If these things are important to you, then yes, an ISBN is necessary. Retailers and libraries will not accept a book that does not have an ISBN assigned, so Lulu makes it a requirement for you to assign an ISBN to any project you wish to enroll in Global Distribution. For many authors, retail distribution is a gold standard and will necessitate assigning an ISBN to the project.
There are situations, however, that using an ISBN to sell your book is unnecessary. If your end goal is to sell your book through Lulu’s Bookstore, you do not need an ISBN to do so. Likewise, if you are interested in selling your books directly, either by hand or through your own website, you do not need to assign an ISBN to the title. For nonfiction authors, or authors who have already established their audience, selling your books without an ISBN makes sense.
Another way to think about this is if you are interested in publishing multiple titles or accessing retail distribution, ISBNs are for you! If you are publishing in a unique format (such as saddle stitch or coil bound) and already have an established connection with your audience, an ISBN may not be necessary.

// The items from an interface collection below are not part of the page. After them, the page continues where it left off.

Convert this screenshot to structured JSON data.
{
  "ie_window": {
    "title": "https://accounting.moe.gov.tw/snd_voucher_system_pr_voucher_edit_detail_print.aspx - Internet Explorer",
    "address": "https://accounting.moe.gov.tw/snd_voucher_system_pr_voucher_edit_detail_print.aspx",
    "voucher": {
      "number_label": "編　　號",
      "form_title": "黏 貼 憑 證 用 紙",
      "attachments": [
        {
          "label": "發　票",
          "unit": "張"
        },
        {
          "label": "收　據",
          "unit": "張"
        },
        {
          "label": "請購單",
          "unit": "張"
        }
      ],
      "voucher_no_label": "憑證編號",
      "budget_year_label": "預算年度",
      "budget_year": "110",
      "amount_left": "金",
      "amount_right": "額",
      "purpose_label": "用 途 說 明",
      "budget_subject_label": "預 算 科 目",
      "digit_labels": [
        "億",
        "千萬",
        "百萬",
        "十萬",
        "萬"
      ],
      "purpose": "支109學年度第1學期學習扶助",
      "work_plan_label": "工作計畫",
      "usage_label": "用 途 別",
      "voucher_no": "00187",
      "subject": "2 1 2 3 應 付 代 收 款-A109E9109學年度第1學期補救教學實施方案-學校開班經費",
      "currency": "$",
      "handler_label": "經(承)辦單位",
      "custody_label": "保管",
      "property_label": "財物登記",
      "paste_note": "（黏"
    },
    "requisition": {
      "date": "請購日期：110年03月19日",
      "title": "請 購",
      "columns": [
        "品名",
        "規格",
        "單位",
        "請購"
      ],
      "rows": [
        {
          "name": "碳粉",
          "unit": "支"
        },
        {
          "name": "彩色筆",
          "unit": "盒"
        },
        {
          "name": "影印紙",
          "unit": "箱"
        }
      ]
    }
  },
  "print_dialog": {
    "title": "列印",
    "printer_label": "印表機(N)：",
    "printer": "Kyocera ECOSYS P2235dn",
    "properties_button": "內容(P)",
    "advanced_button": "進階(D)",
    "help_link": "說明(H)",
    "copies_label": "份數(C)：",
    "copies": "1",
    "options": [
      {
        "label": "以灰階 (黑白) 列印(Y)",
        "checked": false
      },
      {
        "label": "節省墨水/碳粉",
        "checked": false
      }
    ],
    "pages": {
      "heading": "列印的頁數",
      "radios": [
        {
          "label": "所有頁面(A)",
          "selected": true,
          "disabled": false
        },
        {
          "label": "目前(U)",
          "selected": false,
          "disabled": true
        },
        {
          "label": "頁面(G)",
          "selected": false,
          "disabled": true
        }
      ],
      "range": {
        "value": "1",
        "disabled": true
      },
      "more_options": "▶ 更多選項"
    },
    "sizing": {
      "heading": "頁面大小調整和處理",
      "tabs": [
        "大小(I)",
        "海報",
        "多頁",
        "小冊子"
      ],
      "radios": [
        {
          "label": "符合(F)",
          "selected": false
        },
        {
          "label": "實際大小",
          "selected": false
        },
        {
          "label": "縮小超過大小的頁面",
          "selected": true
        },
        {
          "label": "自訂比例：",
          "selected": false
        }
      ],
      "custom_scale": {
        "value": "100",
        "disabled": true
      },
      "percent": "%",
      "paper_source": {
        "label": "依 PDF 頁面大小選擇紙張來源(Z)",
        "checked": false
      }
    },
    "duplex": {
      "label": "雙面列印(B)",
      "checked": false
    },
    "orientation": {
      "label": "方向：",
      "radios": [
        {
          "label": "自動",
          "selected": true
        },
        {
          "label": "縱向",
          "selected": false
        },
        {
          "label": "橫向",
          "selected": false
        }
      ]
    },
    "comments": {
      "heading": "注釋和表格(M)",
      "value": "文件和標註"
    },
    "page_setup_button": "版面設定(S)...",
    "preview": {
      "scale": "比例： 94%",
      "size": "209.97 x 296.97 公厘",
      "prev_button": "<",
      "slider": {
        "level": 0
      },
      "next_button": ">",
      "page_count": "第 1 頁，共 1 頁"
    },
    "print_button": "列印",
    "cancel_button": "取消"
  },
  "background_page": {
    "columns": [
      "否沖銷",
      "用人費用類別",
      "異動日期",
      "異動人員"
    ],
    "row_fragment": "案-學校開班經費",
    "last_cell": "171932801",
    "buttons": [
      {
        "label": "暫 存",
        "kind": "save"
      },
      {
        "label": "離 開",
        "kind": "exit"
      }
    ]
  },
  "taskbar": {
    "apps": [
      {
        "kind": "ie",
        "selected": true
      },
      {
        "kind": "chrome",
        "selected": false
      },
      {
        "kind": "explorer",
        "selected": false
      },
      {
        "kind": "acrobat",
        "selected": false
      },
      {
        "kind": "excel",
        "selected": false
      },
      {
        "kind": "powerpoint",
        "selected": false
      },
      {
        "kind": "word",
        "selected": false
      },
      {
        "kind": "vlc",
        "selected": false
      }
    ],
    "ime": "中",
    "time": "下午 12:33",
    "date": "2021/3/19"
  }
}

To decide if you need an ISBN for your project, review your goals for the book. If hitting an Amazon bestseller list or seeing your book on the shelves of your local bookstore are goals of yours, then ISBNs will be an essential part of your publishing journey.
Where to Get an ISBN
If you find yourself in need of an ISBN, there are a few different places you can acquire one. If you are publishing your work on Lulu, we offer free ISBNs, as well as the option for you to supply your own. For many of our authors, using a free ISBN from Lulu is perfect for their needs and allows them to access retail channels and distributors worldwide using our Global Distribution service. If you decide to use a free ISBN from Lulu, be aware that Lulu.com will be listed as the publisher in your book’s metadata.
If you are interested in using Lulu as a white-label service or starting your own publishing imprint, purchasing a batch of ISBNs to assign to your projects might be a better option for you. In the US, ISBNs can only be purchased from Bowker. Some countries provide ISBNs for free, so if you are outside the US and unsure how to acquire ISBNs, ISBN International can help.
Buying Your Own ISBNs
Purchasing your own ISBNs has a few distinct advantages. The first is you can create your own publishing imprint. Doing so will keep your brand front and center and help you maintain brand continuity if you plan to publish multiple titles. If someone comes across your book and Googles the ISBN, your publishing imprint will be listed as the publisher.
Secondly, if you own your ISBNs, you can move them with the book. For example, if you use a free ISBN from Lulu, you cannot take that ISBN to another platform if you choose to publish elsewhere. However, if you purchase your own ISBNs, you can assign them to your Lulu project and move them to a different platform if need be. Another benefit of purchasing your own ISBNs is that they will never expire, so any unused ISBNs you own can be assigned to future projects. If you have any old ISBNs lying around that do not fit the current format, you can convert them here: https://www.isbn.org/ISBN_converter
Now there is one less thing you don’t know about publishing! To ISBN or not to ISBN is a question worth considering for every project you publish, and this information can help lead you to the write answer.
Public Service Announcement
ISBN is an abbreviation for International Standard Book Number. In recent years, a strange phenomenon has taken hold among authors and publishers online—calling it an ‘ISBN number’. Please help us all make the world a little more clear by using the correct abbreviation or, if you really like the word ‘number’, spelling out the entire abbreviation.
Chelsea Bennett is the Brand Engagement Manager for Lulu.com and is constantly researching and developing new resources for independently published authors. Her areas of expertise include self-publishing, Print-on-Demand technology, building an author brand, direct sales and marketing for authors and entrepreneurs. When not thinking about publishing, Chelsea can be found playing disc golf with her husband or having in-depth conversations about the universe with her cat, Batman.